Date of Award
Doctor of Philosophy
Apparel, Events and Hospitality Management
Cheryl O. Hausafus
This study focused on the issue of tacit knowledge management and its value within a large, nonprofit human services organization. The research explored how the organization uses tacit knowledge cultivation and knowledge enablement to achieve its organizational mission. This research was conducted using a naturalistic methodology within the interpretive paradigm. Trustworthiness criteria, including credibility, transferability, dependability, and confirmability, were used to ensure rigor in the research. Prolonged engagement in the research was achieved by a 12 week (81 hours) data collection time frame. The data collection methods employed in the study included 9 interviews representing organizational volunteers, employees, and board members; 12 direct observations of organizational knowledge management activities; and, the analysis of 34 documents. Thematic analysis and constant comparative analysis were used in tandem to develop three levels of codes in analyzing the data, including open codes, axial codes, and selective codes. The themes found as a result of the analysis were that the organization relies on experiences and collaborative relationships; the organizational strategy is aligned with its knowledge sharing practices with consistent learning strategies employed as well; and, stakeholders function as community members and have mission connectedness. A conceptual framework was developed to illustrate the elements inherent in this organization's tacit knowledge cultivation and knowledge enabling environment.
Jennifer Aden Murnane
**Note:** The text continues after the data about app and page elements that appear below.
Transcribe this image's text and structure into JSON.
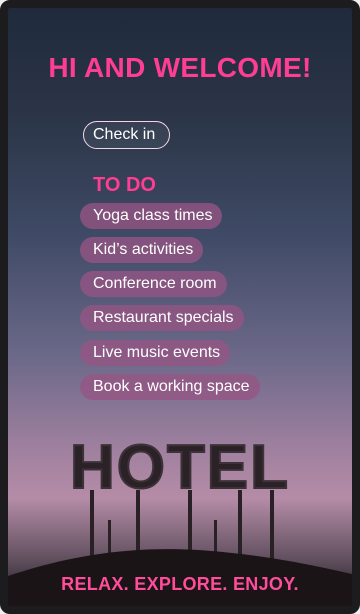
{
  "header": {
    "title": "HI AND WELCOME!"
  },
  "checkin": {
    "label": "Check in"
  },
  "todo": {
    "heading": "TO DO",
    "items": [
      "Yoga class times",
      "Kid’s activities",
      "Conference room",
      "Restaurant specials",
      "Live music events",
      "Book a working space"
    ]
  },
  "sign": {
    "text": "HOTEL"
  },
  "footer": {
    "tagline": "RELAX. EXPLORE. ENJOY."
  },
  "colors": {
    "accent": "#ff3d93",
    "pill": "#965484",
    "bezel": "#1c1c1e"
  }
}
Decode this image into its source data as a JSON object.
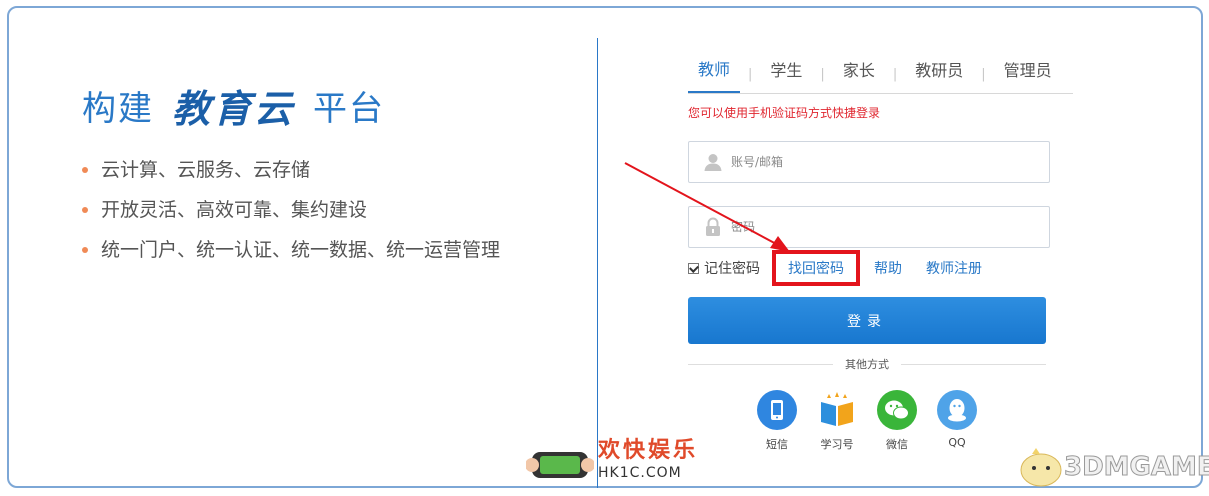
{
  "hero": {
    "title_prefix": "构建",
    "title_brand": "教育云",
    "title_suffix": "平台",
    "features": [
      "云计算、云服务、云存储",
      "开放灵活、高效可靠、集约建设",
      "统一门户、统一认证、统一数据、统一运营管理"
    ]
  },
  "tabs": [
    "教师",
    "学生",
    "家长",
    "教研员",
    "管理员"
  ],
  "active_tab": "教师",
  "login": {
    "hint": "您可以使用手机验证码方式快捷登录",
    "account_placeholder": "账号/邮箱",
    "password_placeholder": "密码",
    "remember_label": "记住密码",
    "remember_checked": true,
    "forgot_label": "找回密码",
    "help_label": "帮助",
    "register_label": "教师注册",
    "submit_label": "登录"
  },
  "other": {
    "label": "其他方式",
    "methods": [
      {
        "label": "短信",
        "icon": "phone-icon",
        "color": "#2f86e0"
      },
      {
        "label": "学习号",
        "icon": "book-icon",
        "color": "#f2a41b"
      },
      {
        "label": "微信",
        "icon": "wechat-icon",
        "color": "#3ab53a"
      },
      {
        "label": "QQ",
        "icon": "qq-icon",
        "color": "#4fa3e8"
      }
    ]
  },
  "watermarks": {
    "hk_cn": "欢快娱乐",
    "hk_en": "HK1C.COM",
    "game": "3DMGAME"
  },
  "colors": {
    "accent": "#2a79c7",
    "highlight": "#e3141c",
    "hint": "#e0262f"
  }
}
Murnane, Jennifer Aden, "Valuing Stakeholder Knowledge: An Interpretive Study of Knowledge Cultivation and Enablement in a Nonprofit Human Services Organization" (2008). Graduate Theses and Dissertations. 11153.